Section 25-1332, R.R.S.1943, provides that a summary judgment may be entered when it appears: "* * * there is no genuine issue as to any material fact and that the moving party is entitled to a judgment as a matter of law." It is true that the existence of a change in floor level in a business establishment and the fact that an invitee falls thereon is insufficient to establish negligence. See Annotation, 65 A.L.R. 2d, p. 482. However, such factors, when coupled with other conditions may constitute negligence. See, Annotation, 65 A.L.R. 2d, p. 473; Annotation, 66 A.L.R.2d, p. 443. The cases cited in the foregoing annotations *784 amply demonstrate that a change in floor level, coupled with an inadequate warning where the condition is not obvious, or with such factors as inadequate illumination or blinding light may present a dangerous situation sufficient to form a basis for a finding of negligence.

Here the record discloses the presence of allegations and evidence indicating inadequate illumination in the hallway, a glaring effect in the restroom, and the absence of readily observable signs warning of a change in floor level.

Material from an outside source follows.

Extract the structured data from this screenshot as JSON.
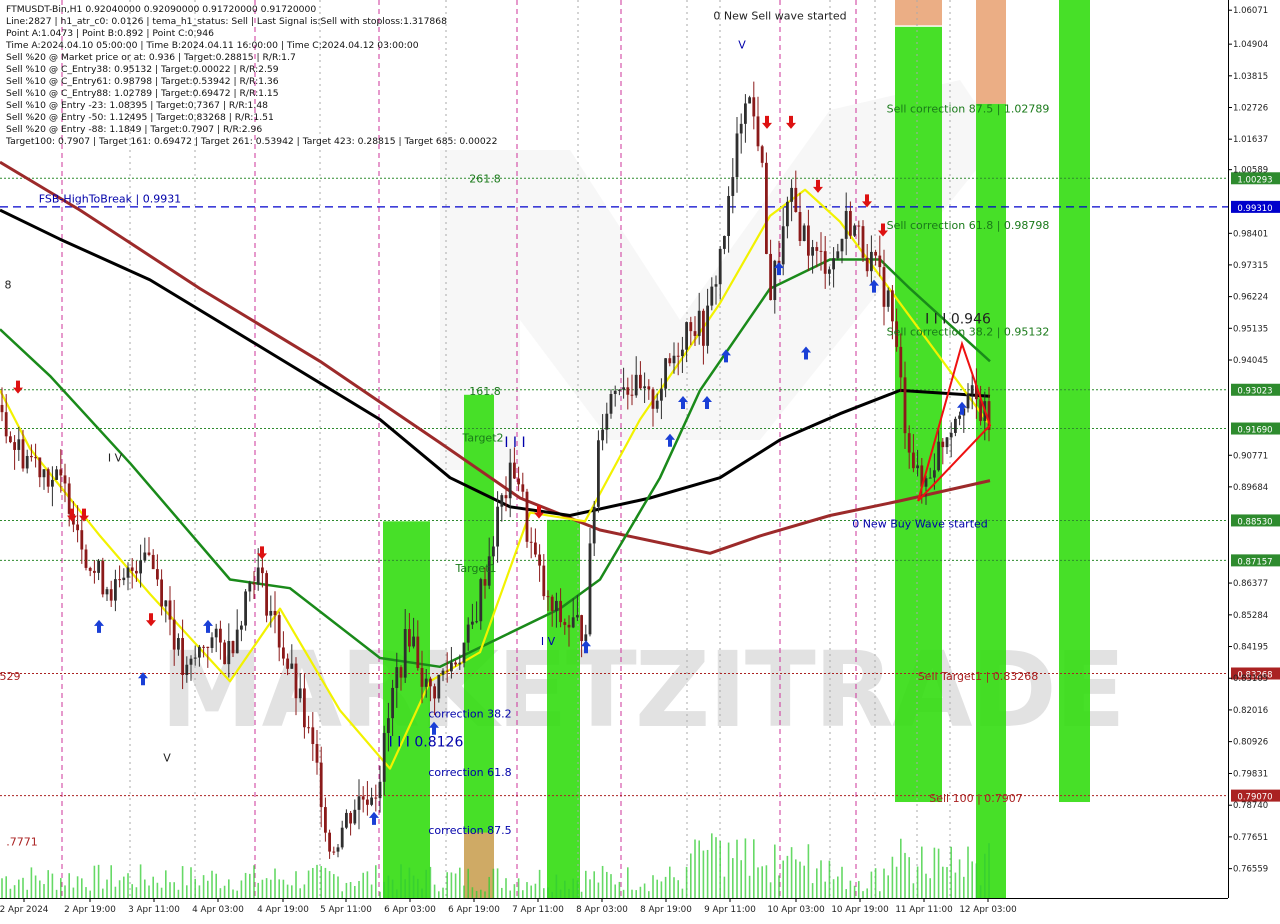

The present record fails to establish the nature or existence of warning signs at the time and place of the accident, or that the change in floor level was so obvious that it did not create a dangerous condition. It also reflects a dispute of fact in regard to the adequacy of the lighting arrangements and plaintiff's familiarity with the premises. Under such circumstances, we are unable to conclude that no issue of fact arises either in regard to defendant's negligence or plaintiff's contributory negligence. The judgment of the trial court is reversed and the cause is remanded.

Reversed and remanded.

SMITH, J., participating on briefs.